I need the entries printed again word for word, without the images.

[Start of section]

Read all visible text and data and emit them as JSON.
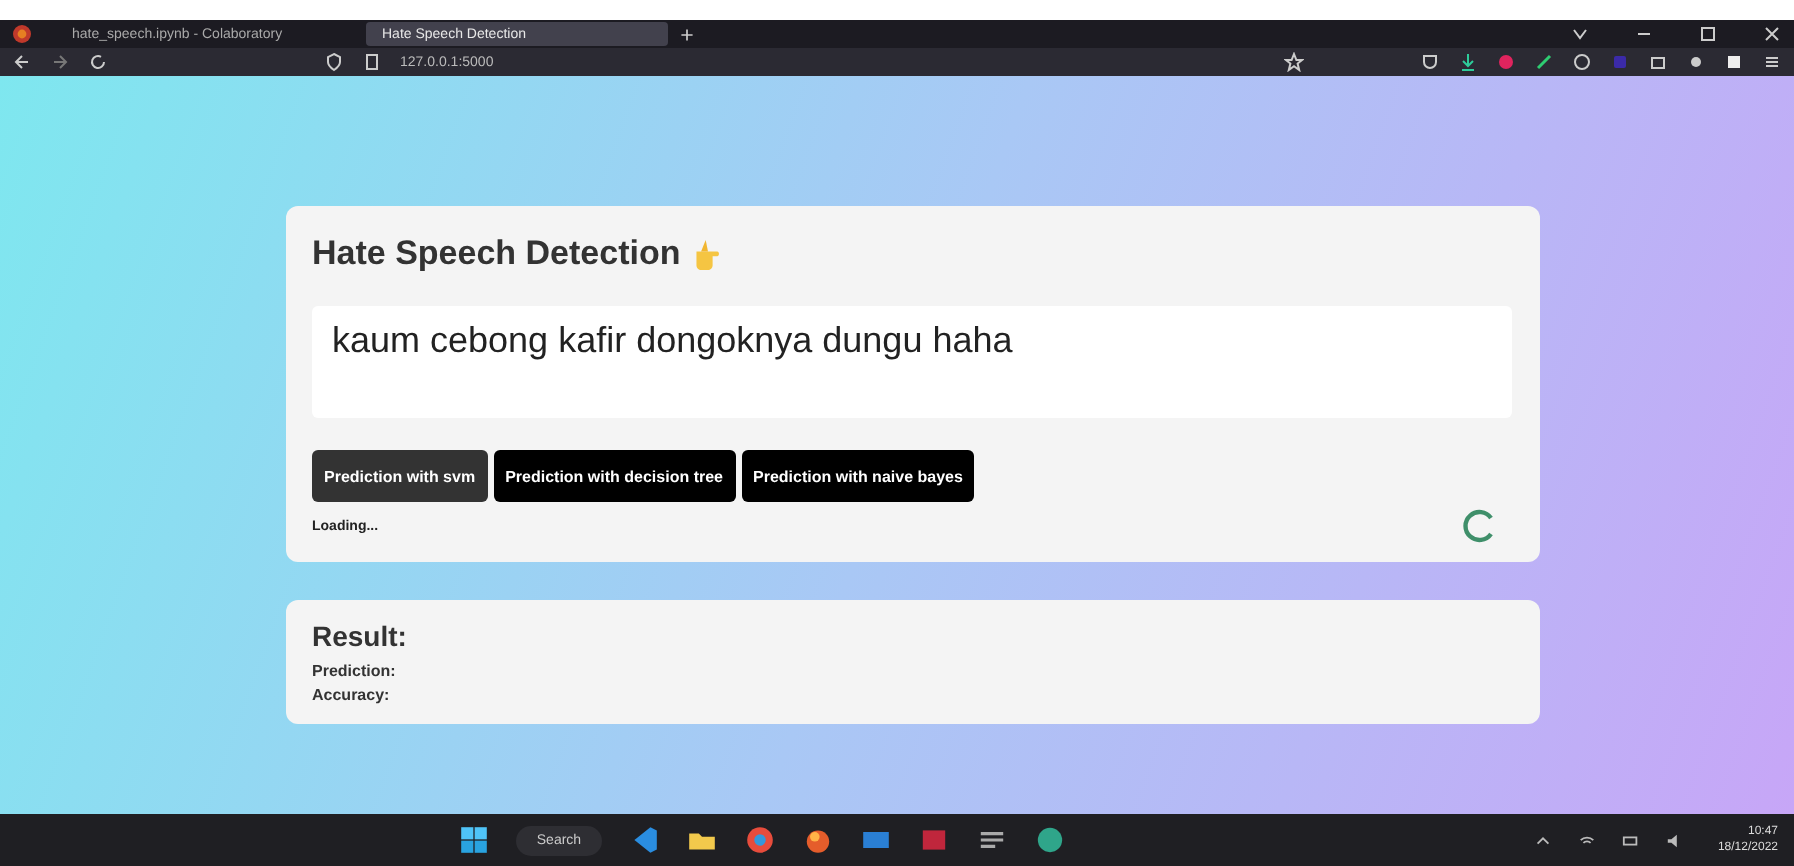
{
  "browser": {
    "tabs": [
      {
        "title": "hate_speech.ipynb - Colaboratory",
        "selected": false
      },
      {
        "title": "Hate Speech Detection",
        "selected": true
      }
    ],
    "address": "127.0.0.1:5000"
  },
  "detector": {
    "title": "Hate Speech Detection",
    "input": {
      "value": "kaum cebong kafir dongoknya dungu haha"
    },
    "buttons": [
      {
        "label": "Prediction with svm",
        "selected": true
      },
      {
        "label": "Prediction with decision tree",
        "selected": false
      },
      {
        "label": "Prediction with naive bayes",
        "selected": false
      }
    ],
    "status": "Loading...",
    "loading": true
  },
  "result": {
    "title": "Result:",
    "fields": [
      "Prediction:",
      "Accuracy:"
    ]
  },
  "taskbar": {
    "search": "Search",
    "time": "10:47",
    "date": "18/12/2022"
  }
}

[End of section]

SOLVED PROBLEM>
Read all visible text and data and emit them as JSON.
{
  "browser": {
    "tabs": [
      {
        "title": "hate_speech.ipynb - Colaboratory",
        "selected": false
      },
      {
        "title": "Hate Speech Detection",
        "selected": true
      }
    ],
    "address": "127.0.0.1:5000"
  },
  "detector": {
    "title": "Hate Speech Detection",
    "input": {
      "value": "kaum cebong kafir dongoknya dungu haha"
    },
    "buttons": [
      {
        "label": "Prediction with svm",
        "selected": true
      },
      {
        "label": "Prediction with decision tree",
        "selected": false
      },
      {
        "label": "Prediction with naive bayes",
        "selected": false
      }
    ],
    "status": "Loading...",
    "loading": true
  },
  "result": {
    "title": "Result:",
    "fields": [
      "Prediction:",
      "Accuracy:"
    ]
  },
  "taskbar": {
    "search": "Search",
    "time": "10:47",
    "date": "18/12/2022"
  }
}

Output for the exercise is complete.